The Fan barbershop trims, cuts or shaves the hair of 15 to 25 clients a day. Connelly does the women’s cuts. Kevin Daley, Jerry Perdue, and new hire Charlie Ilario split the male customers, which Connelly said make up about 75 percent of their business.

They are also expanding the mercantile part of the business: Connelly said they offer a selection of candles, mugs, hair care products and even beard care specialties, all of which are made by small U.S. companies.

CapWorks-290x160RVA CapWorks
Demand for Josh Stolberg’s bottle cap art has yet to go flat.

The VCU graduate started RVA CapWorks in February and has been turning discarded beer and soda bottle caps into flowers, stars, birds, signs – you name it.

Ten months into his venture, Stolberg said he is still working out of his Oregon Hill home but is starting to look for warehouse space. He hopes to make the business his full-time gig.

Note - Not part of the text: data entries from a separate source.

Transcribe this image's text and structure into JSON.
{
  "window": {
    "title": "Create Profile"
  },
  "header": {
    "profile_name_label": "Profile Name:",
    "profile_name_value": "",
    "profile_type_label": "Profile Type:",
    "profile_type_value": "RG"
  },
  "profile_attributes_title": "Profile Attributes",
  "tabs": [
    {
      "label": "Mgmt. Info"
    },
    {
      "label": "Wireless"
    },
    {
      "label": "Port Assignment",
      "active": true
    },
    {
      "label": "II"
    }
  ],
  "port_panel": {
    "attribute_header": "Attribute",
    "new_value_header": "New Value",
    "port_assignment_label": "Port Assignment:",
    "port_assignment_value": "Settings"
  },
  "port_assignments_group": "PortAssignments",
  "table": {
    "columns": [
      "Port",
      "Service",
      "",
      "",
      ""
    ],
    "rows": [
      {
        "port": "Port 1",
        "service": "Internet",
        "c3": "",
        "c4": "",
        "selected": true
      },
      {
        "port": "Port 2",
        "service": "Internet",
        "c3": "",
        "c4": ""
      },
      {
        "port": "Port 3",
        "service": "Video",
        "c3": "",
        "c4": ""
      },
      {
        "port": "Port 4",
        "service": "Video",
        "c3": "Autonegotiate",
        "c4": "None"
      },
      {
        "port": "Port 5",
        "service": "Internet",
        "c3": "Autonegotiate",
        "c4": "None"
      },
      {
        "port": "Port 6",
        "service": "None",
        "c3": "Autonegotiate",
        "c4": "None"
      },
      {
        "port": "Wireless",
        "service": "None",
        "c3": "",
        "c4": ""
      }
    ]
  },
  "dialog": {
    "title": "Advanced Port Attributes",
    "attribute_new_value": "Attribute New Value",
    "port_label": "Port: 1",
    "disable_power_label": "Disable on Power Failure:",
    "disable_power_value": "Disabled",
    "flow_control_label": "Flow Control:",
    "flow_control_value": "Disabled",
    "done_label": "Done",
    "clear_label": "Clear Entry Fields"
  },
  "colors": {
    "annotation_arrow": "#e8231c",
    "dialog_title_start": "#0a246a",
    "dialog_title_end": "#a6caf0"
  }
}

He sells his work at local markets and also gets special orders for larger pieces that start at $20. His most expensive piece to date was a $600 sign he made for Selba, a restaurant on West Cary Street. It is six feet wide and two feet tall.

Artisans-Shop-JewelryThe Artisans Shop
In less than a year, this Carytown retailer has found a local demand for its international wares.

The Artisans Shop, which stocks handmade jewelry, art and clothing, opened in early 2013 at 3324 W. Cary St., a space previously occupied by a cupcake bakery.

Owner Michelle Moore said the store’s most popular items come from Peru and her native Guatemala but said she offers items from all over the world. She imports three or four shipments a month.

Moore said she’s looking at opening another shop in Short Pump within a year.

A VCU graduate student’s idea for customizable wristbands has made its way to Walmart’s virtual shelves.

Tumi Oredein invented Skribs this year. The product, which allows users to doodle on the wristband and erase their designs with the swipe of a finger, won Walmart’s “Get on the Shelf” competition.

Skribs are currently available for pre-order on Oredein is working on delivering the first batch, and those will start shipping about Jan. 1. He wouldn’t disclose the number of Skribs that have been snatched up during the pre-order phase but said it is a “significant amount.”

Oredein said he is considering selling the product licensing to manufacturer Baby Fanatic.

Be sure to check out Part 2 of Richmond Biz Sense updates on local startups.